SUPPLIED RECORDS: Begin

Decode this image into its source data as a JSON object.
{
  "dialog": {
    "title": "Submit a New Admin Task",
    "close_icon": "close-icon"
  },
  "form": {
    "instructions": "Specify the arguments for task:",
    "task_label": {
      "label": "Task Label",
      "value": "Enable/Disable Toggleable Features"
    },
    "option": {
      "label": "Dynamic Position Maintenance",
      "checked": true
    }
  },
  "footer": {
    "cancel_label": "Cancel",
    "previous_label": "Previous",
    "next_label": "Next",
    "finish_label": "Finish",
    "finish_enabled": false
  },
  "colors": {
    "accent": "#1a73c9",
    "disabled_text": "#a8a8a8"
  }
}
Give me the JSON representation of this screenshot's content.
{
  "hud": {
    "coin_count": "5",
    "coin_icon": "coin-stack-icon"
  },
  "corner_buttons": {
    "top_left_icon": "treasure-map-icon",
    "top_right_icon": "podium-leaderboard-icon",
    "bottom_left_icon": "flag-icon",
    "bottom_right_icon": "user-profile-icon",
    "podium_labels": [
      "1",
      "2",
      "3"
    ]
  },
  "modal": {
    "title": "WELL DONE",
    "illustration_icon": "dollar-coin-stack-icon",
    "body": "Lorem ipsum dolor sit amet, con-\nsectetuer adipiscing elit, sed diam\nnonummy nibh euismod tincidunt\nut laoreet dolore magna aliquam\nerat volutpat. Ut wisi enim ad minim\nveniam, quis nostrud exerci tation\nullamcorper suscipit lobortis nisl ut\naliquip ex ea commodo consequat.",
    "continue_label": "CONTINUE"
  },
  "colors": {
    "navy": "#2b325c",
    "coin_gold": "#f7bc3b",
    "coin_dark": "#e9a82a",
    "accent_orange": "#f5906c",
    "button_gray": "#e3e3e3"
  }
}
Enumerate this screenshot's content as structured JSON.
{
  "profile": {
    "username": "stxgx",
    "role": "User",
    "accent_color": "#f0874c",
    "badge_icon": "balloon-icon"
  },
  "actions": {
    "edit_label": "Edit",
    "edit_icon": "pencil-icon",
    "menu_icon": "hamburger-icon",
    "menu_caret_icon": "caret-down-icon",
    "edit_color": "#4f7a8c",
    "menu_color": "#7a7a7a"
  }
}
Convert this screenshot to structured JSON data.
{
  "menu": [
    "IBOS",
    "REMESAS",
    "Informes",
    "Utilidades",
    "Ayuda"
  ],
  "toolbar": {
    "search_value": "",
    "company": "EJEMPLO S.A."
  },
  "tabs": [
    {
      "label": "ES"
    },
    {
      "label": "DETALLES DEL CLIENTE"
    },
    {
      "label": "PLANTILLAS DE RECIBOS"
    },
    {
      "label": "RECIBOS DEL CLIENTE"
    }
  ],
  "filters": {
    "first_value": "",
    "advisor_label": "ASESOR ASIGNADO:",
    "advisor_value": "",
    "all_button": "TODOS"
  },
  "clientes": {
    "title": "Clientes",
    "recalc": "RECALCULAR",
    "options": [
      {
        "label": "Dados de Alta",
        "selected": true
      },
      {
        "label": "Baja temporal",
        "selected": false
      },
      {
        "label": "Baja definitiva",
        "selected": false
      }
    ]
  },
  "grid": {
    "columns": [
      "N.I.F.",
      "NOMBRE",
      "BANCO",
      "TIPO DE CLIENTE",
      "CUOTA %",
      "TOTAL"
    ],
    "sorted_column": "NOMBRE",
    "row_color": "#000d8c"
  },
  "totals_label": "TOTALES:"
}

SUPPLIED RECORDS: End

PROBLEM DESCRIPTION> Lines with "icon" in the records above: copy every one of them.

RESPONSE>
    "close_icon": "close-icon"
    "coin_icon": "coin-stack-icon"
    "top_left_icon": "treasure-map-icon",
    "top_right_icon": "podium-leaderboard-icon",
    "bottom_left_icon": "flag-icon",
    "bottom_right_icon": "user-profile-icon",
    "illustration_icon": "dollar-coin-stack-icon",
    "badge_icon": "balloon-icon"
    "edit_icon": "pencil-icon",
    "menu_icon": "hamburger-icon",
    "menu_caret_icon": "caret-down-icon",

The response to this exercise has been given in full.